Friday, October 05, 2007

Poetry Friday - The West Wind

Fall is much on my mind these days, so I want to share a poem that has always made me feel autumn in my bones.
Ode to the West Wind
by Percy Bysshe Shelley


O Wild West Wind, thou breath of Autumn's being
Thou from whose unseen presence the leaves dead
Are driven like ghosts from an enchanter fleeing,

Yellow, and black, and pale, and hectic red,
Pestilence-stricken multitudes! O thou
Who chariotest to their dark wintry bed

The winged seeds, where they lie cold and low,
Each like a corpse within its grave, until
Thine azure sister of the Spring shall blow

Her clarion o'er the dreaming earth, and fill
(Driving sweet buds like flocks to feed in air)
With living hues and odours plain and hill;

Wild Spirit, which art moving everywhere;
Destroyer and preserver; hear, O hear!

Read the rest of the poem.
The round up this week is at Whimsy Books.

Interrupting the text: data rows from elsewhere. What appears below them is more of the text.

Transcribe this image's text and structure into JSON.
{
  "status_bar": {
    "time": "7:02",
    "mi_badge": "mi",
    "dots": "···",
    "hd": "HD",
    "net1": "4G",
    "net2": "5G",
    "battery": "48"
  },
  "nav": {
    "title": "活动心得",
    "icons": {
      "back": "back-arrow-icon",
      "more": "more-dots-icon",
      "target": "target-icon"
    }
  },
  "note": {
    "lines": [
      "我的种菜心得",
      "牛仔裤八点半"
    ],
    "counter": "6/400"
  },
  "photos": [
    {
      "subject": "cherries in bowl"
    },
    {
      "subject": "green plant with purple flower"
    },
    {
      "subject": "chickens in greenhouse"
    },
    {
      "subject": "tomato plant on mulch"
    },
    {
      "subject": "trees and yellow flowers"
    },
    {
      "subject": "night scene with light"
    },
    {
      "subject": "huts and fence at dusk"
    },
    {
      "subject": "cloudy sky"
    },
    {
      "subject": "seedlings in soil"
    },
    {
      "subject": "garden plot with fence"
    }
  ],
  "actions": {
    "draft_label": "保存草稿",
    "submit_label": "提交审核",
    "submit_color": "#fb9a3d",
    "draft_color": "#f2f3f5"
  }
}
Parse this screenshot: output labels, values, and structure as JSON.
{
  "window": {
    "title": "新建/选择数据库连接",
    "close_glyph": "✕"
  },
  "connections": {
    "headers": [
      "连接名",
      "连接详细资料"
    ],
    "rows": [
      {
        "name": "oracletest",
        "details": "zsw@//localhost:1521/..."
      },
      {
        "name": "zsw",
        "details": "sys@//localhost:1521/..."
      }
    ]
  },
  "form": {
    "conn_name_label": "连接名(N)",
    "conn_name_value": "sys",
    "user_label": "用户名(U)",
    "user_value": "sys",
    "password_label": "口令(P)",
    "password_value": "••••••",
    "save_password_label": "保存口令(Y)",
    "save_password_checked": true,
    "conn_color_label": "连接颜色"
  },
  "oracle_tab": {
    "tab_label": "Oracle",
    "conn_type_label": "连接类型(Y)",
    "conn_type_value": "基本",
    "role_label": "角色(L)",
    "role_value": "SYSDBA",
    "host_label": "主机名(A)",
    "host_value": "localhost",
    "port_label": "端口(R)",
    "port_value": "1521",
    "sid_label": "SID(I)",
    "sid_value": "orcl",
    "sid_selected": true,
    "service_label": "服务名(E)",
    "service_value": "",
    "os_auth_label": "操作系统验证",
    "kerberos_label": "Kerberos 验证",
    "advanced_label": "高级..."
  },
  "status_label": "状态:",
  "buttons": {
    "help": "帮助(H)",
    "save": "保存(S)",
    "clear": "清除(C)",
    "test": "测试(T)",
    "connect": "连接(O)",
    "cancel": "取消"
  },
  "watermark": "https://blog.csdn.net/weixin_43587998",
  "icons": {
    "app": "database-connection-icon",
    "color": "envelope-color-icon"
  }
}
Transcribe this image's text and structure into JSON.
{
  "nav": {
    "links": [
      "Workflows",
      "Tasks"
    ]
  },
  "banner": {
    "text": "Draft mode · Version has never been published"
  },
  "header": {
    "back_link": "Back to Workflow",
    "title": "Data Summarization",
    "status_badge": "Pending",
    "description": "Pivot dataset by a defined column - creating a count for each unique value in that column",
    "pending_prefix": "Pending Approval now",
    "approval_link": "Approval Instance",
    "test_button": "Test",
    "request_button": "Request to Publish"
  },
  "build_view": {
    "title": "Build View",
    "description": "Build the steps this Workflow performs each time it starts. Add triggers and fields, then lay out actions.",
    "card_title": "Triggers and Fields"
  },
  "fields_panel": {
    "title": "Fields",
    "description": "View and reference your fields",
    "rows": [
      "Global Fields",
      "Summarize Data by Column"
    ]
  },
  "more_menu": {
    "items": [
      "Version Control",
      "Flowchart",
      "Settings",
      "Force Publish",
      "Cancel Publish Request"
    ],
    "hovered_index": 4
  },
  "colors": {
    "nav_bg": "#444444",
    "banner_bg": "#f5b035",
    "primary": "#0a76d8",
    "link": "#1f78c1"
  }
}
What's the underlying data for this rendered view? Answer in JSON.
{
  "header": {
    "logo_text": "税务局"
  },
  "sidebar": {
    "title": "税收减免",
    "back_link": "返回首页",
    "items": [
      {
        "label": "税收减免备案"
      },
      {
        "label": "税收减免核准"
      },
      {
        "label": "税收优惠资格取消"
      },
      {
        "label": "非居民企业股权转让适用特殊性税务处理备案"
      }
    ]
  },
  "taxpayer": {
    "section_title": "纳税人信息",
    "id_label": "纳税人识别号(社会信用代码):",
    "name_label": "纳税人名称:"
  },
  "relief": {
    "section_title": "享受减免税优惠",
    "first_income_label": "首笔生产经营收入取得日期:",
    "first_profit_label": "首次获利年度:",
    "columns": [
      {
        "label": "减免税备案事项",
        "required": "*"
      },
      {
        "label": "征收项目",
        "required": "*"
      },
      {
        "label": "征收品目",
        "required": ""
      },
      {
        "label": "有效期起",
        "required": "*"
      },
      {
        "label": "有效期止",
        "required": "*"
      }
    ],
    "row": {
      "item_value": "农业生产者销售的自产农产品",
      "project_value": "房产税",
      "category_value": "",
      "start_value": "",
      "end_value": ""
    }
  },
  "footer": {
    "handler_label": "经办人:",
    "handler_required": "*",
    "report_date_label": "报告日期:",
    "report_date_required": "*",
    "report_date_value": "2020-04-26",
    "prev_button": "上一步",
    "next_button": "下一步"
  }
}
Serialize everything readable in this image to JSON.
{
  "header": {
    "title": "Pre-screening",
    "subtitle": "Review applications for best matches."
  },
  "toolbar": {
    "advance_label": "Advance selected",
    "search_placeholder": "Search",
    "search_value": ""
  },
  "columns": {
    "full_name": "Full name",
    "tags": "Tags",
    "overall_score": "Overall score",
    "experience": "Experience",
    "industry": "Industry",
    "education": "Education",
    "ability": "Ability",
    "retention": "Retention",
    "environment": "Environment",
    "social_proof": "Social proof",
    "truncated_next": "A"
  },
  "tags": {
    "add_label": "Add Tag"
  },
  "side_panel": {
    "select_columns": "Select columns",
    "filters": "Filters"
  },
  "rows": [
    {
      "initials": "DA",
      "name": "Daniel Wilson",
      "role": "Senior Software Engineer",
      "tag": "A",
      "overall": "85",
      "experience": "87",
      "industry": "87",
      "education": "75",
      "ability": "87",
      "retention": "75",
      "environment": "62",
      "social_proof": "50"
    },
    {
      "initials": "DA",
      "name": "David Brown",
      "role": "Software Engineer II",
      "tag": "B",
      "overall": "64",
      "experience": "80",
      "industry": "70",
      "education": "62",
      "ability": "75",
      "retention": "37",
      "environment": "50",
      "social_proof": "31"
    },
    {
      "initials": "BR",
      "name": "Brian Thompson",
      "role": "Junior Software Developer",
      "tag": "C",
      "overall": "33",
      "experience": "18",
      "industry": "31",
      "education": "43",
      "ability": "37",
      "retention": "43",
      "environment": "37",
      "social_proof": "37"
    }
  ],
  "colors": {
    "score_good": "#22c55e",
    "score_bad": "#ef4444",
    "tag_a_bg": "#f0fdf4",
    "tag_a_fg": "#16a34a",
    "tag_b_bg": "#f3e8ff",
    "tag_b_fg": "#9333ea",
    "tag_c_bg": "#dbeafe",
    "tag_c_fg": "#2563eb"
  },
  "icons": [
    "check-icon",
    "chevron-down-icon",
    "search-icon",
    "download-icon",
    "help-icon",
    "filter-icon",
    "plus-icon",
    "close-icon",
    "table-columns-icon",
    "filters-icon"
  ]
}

Be sure to stop by and check out the results of this week's poetry stretch before heading out to read all the good stuff Emily's collected for us. Happy poetry Friday, all!


  1. Terza rima - *happy sigh*.

    Thanks for posting it, Tricia!

  2. Ah, that romantic Shelley... this reminds me of undergrad days, reading these things aloud and feeling oh-so-English-majoresque. :)